Anaesthesia and You
The Australian Society of Anaesthetists have developed a brochure entitled “Anaesthesia and You” which can be accessed from their website. Alternatively you may request our rooms to provide you with a copy of our brochure “Information About Anaesthesia and Fees for Anaesthesia’.
A website titled allaboutanaesthesia.com.au may also provide you with useful information regarding your upcoming anaesthetic. This website is a web-based publication of the book “All about Anaesthesia” as authored by Dr Rob Westhorpe and Professor Jan Davies and is based on Australian research and findings.
For general information regarding your anaesthesia, click here to download our ‘Pre Anaesthetic Instructions’ flyer.
Patients who have had previous surgery to assist with weight loss eg; Gastric Banding
If you have had any gastric surgery to facilitate weight loss you must advise your Anaesthetist before your surgery.
If you have an Adjustable/Lap Band, you will usually need to arrange with your bariatric surgical team to have it deflated (either fully or partially) a few days prior to your surgery.
This applies to all patients having procedures where vomiting is possible, ie patients having general anaesthesia or those who might need strong painkillers after their procedure.
It is usually not required if you are planning to have a minor procedure under local anaesthesia and sedation. It is usually not required if you are having an endoscopy or colonoscopy.
Please contact our rooms if you are unsure and your anaesthetist will advise you if this will be required.
Epidural Pain Relief for Childbirth
An epidural provides very effective pain relief for women in labour. Even though your birth plan may not include epidural pain relief it is important to know about epidurals before labour as you may not manage with other forms of pain relief and you may consider having an epidural once you are in labour.
While everything is done to provide a prompt service, at times there can be delays that may inconvenience you and very rarely be unsafe. If you have concerns about this please speak to the hospital and obstetrician.

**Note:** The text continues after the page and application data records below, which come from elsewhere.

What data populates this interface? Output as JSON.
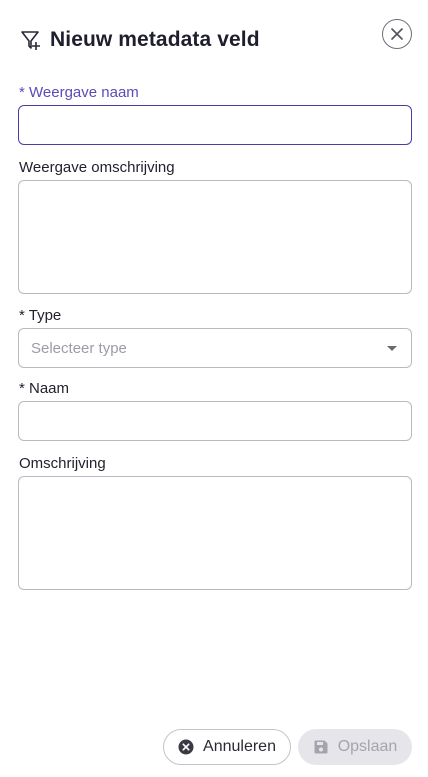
{
  "dialog": {
    "title": "Nieuw metadata veld",
    "header_icon": "filter-add-icon",
    "close_icon": "close-icon"
  },
  "fields": {
    "display_name": {
      "label": "* Weergave naam",
      "value": ""
    },
    "display_description": {
      "label": "Weergave omschrijving",
      "value": ""
    },
    "type": {
      "label": "* Type",
      "placeholder": "Selecteer type"
    },
    "name": {
      "label": "* Naam",
      "value": ""
    },
    "description": {
      "label": "Omschrijving",
      "value": ""
    }
  },
  "footer": {
    "cancel_label": "Annuleren",
    "cancel_icon": "cancel-circle-icon",
    "save_label": "Opslaan",
    "save_icon": "save-icon"
  },
  "colors": {
    "accent": "#5b4bb7",
    "focus_border": "#4c3ca8",
    "disabled_bg": "#e6e6ea"
  }
}
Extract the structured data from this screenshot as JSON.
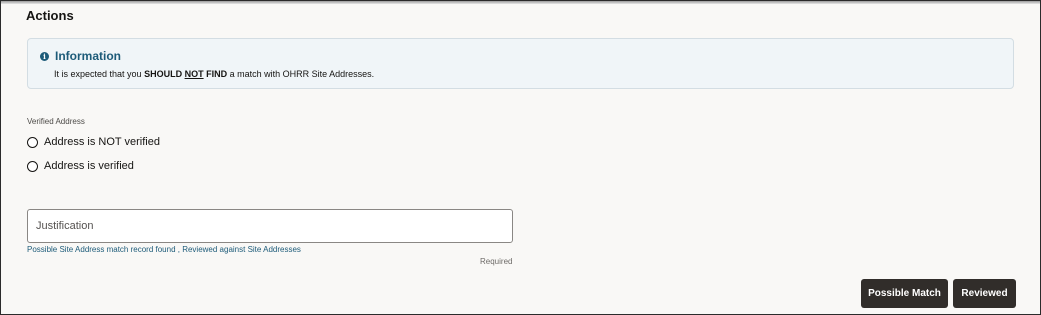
{
  "section": {
    "title": "Actions"
  },
  "info": {
    "title": "Information",
    "text_prefix": "It is expected that you ",
    "text_should": "SHOULD",
    "text_not": "NOT",
    "text_find": "FIND",
    "text_suffix": " a match with OHRR Site Addresses.",
    "icon": "info-icon",
    "accent_color": "#1d5b79"
  },
  "verified_address": {
    "label": "Verified Address",
    "options": [
      {
        "label": "Address is NOT verified",
        "selected": false
      },
      {
        "label": "Address is verified",
        "selected": false
      }
    ]
  },
  "justification": {
    "placeholder": "Justification",
    "value": "",
    "helper_text": "Possible Site Address match record found , Reviewed against Site Addresses",
    "required_text": "Required"
  },
  "buttons": {
    "possible_match": "Possible Match",
    "reviewed": "Reviewed",
    "color": "#312d2a"
  }
}
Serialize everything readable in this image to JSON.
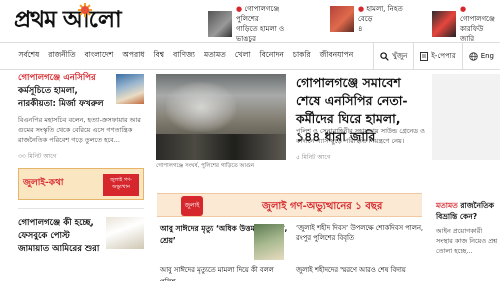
{
  "brand": {
    "logo_text": "প্রথম আলো"
  },
  "teasers": [
    {
      "lines": [
        "গোপালগঞ্জে পুলিশের",
        "গাড়িতে হামলা ও ভাঙচুর"
      ]
    },
    {
      "lines": [
        "হামলা, নিহত বেড়ে",
        "৪"
      ]
    },
    {
      "lines": [
        "গোপালগঞ্জে কারফিউ",
        "জারি"
      ]
    }
  ],
  "nav": {
    "items": [
      "সর্বশেষ",
      "রাজনীতি",
      "বাংলাদেশ",
      "অপরাধ",
      "বিশ্ব",
      "বাণিজ্য",
      "মতামত",
      "খেলা",
      "বিনোদন",
      "চাকরি",
      "জীবনযাপন"
    ],
    "search_label": "খুঁজুন",
    "epaper_label": "ই-পেপার",
    "lang_label": "Eng"
  },
  "left": {
    "story1": {
      "headline_lead": "গোপালগঞ্জে এনসিপির",
      "headline_rest": "কর্মসূচিতে হামলা, নারকীয়তা: মির্জা ফখরুল",
      "lede": "বিএনপির মহাসচিব বলেন, হত্যা-ক্রসফায়ার আর গুমের সংস্কৃতি থেকে বেরিয়ে এসে গণতান্ত্রিক রাজনৈতিক পরিবেশ গড়ে তুলতে হবে...",
      "time": "৩৩ মিনিট আগে"
    },
    "banner": {
      "title": "জুলাই-কথা",
      "right_text": "জুলাই গণ-অভ্যুত্থান"
    },
    "story2": {
      "headline": "গোপালগঞ্জে কী হচ্ছে, ফেসবুকে পোস্ট জামায়াত আমিরের শুরা"
    }
  },
  "center": {
    "hero_caption": "গোপালগঞ্জে সংঘর্ষ, পুলিশের গাড়িতে আগুন",
    "main_headline": "গোপালগঞ্জে সমাবেশ শেষে এনসিপির নেতা-কর্মীদের ঘিরে হামলা, ১৪৪ ধারা জারি",
    "main_lede": "পুলিশ ও সেনাবাহিনীর সহায়তায় সাউন্ড গ্রেনেড ও কাঁদানে গ্যাস ছুড়ে পরিস্থিতি নিয়ন্ত্রণে নেয়।",
    "main_time": "৫ মিনিট আগে",
    "strip_text": "জুলাই গণ-অভ্যুত্থানের ১ বছর",
    "strip_badge": "জুলাই",
    "sub1": "আবু সাঈদের মৃত্যু ‘অধিক উত্তম, সম্মানের, শ্রেয়’",
    "sub2": "‘জুলাই শহীদ দিবস’ উপলক্ষে শোকদিবস পালন, রংপুর পুলিশের বিবৃতি",
    "sub3": "আবু সাঈদের মৃত্যুতে মামলা দিয়ে কী বলল পুলিশ",
    "sub4": "জুলাই শহীদদের স্মরণে আরও শেষ বিদায়"
  },
  "right": {
    "headline_lead": "মতামত",
    "headline_rest": "রাজনৈতিক বিভ্রান্তি কেন?",
    "lede": "আইন প্রয়োগকারী সংস্থার কাজ নিয়েও প্রশ্ন তোলা হচ্ছে..."
  }
}
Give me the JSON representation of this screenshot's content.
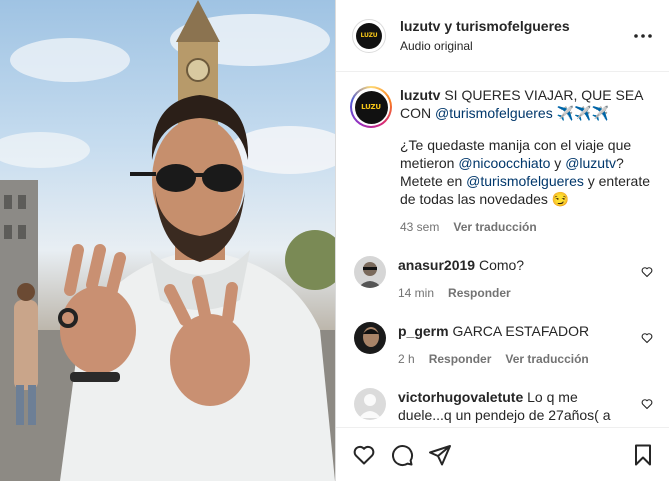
{
  "header": {
    "author": "luzutv",
    "connector": "y",
    "collaborator": "turismofelgueres",
    "audio_label": "Audio original",
    "avatar_logo_text": "LUZU"
  },
  "caption": {
    "username": "luzutv",
    "line1": "SI QUERES VIAJAR, QUE SEA CON",
    "mention1": "@turismofelgueres",
    "emojis1": "✈️✈️✈️",
    "p2_a": "¿Te quedaste manija con el viaje que metieron",
    "mention2": "@nicoocchiato",
    "p2_b": "y",
    "mention3": "@luzutv",
    "p2_c": "? Metete en",
    "mention4": "@turismofelgueres",
    "p2_d": "y enterate de todas las novedades",
    "emoji2": "😏",
    "time": "43 sem",
    "see_translation": "Ver traducción"
  },
  "comments": [
    {
      "username": "anasur2019",
      "text": "Como?",
      "time": "14 min",
      "actions": [
        "Responder"
      ]
    },
    {
      "username": "p_germ",
      "text": "GARCA ESTAFADOR",
      "time": "2 h",
      "actions": [
        "Responder",
        "Ver traducción"
      ]
    },
    {
      "username": "victorhugovaletute",
      "text": "Lo q me duele...q un pendejo de 27años( a"
    }
  ],
  "icons": {
    "more": "more-options-icon",
    "like": "heart-icon",
    "comment": "comment-icon",
    "share": "share-icon",
    "save": "bookmark-icon"
  }
}
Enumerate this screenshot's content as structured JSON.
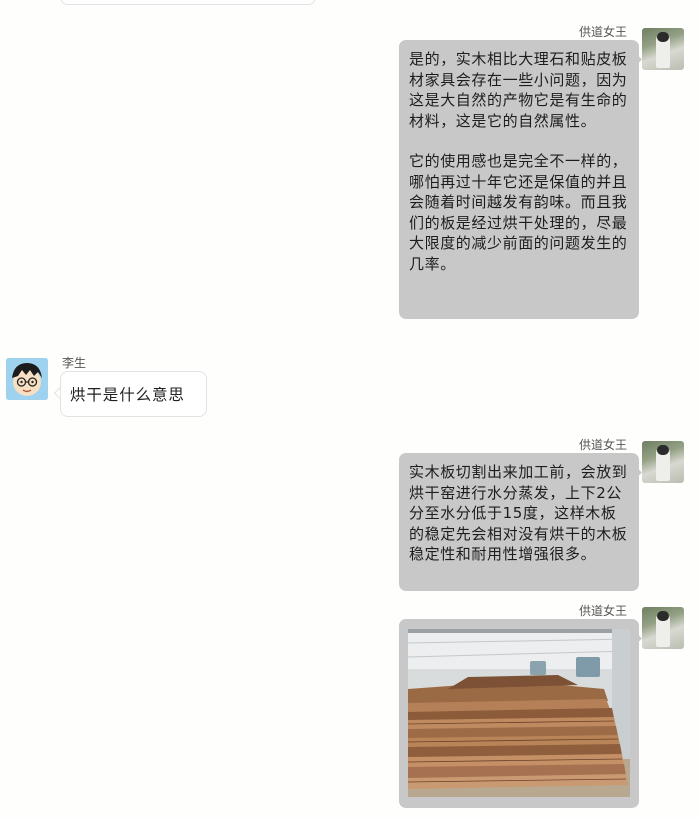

This text provides some information about epidurals, however it would be wise to also obtain information from other sources such as antenatal classes and recent consumer publications. If you have specific medical problems or concerns regarding epidurals you can contact the Anaesthetist who provides an anaesthetic service for your Obstetrician and make an appointment to discuss these problems prior to delivery.
This text outlines the types of Anaesthesia available for a Caesarean Section. Your Anaesthetist will assess you prior to your Caesarean and discuss your anaesthetic with you in more detail. You can also obtain more information from your Obstetrician, Midwife and Antenatal classes.
This text is intended to provide information only. Please discuss individual circumstances with your anaesthetist.
Specialist Anaesthetists try to reduce the anxiety to you and that of your child. We understand that this time can be stressful. It helps if you are candid and provide your child information about the surgery and the anaesthesia. It is preferable that your child does not know you are anxious, as this can upset some children. Please ask questions of your anaesthetist so that you are fully informed.
This text outlines the types of Anaesthesia available for a Gynaecological Surgery.
For your surgical procedure you will be attended by a Specialist Anaesthetist who will administer agents to make you relaxed and sleepy. A needle will be inserted into a vein in your arm or hand once you are in the theatre. Oxygen will be given via a mask and monitors attached to you. Drugs which relax and sedate you will be given intermittently. You will be drowsy throughout and you may not remember much of the procedure. It is not a general anaesthetic. You will not lose control or “say the wrong thing.”
Joint Replacement Surgery
The anaesthetic techniques used for major joint replacements are spinal, epidural, general anaesthesia and peripheral nerve blocks; in some cases a combination of these. You need to discuss which method will be used on you depending on:
- Medical history
- Your general health
- Risk factors
- You and your Anaesthetists’ preferences
- Type of procedure
Managing Acute Pain
The Australian and New Zealand College of Anaesthetists have developed a brochure entitled ‘Managing Acute Pain – A Guide for Patients’ available here.
We are also happy to send you a hard copy of this brochure. Please contact us on 8273 5666 to request a copy of the booklet.
Spinal Anaesthesia, General Anaesthesia, Nerve Block and Epidural Anaesthesia are common terms for procedures. To understand what they mean, we have explained each procedure through the link below.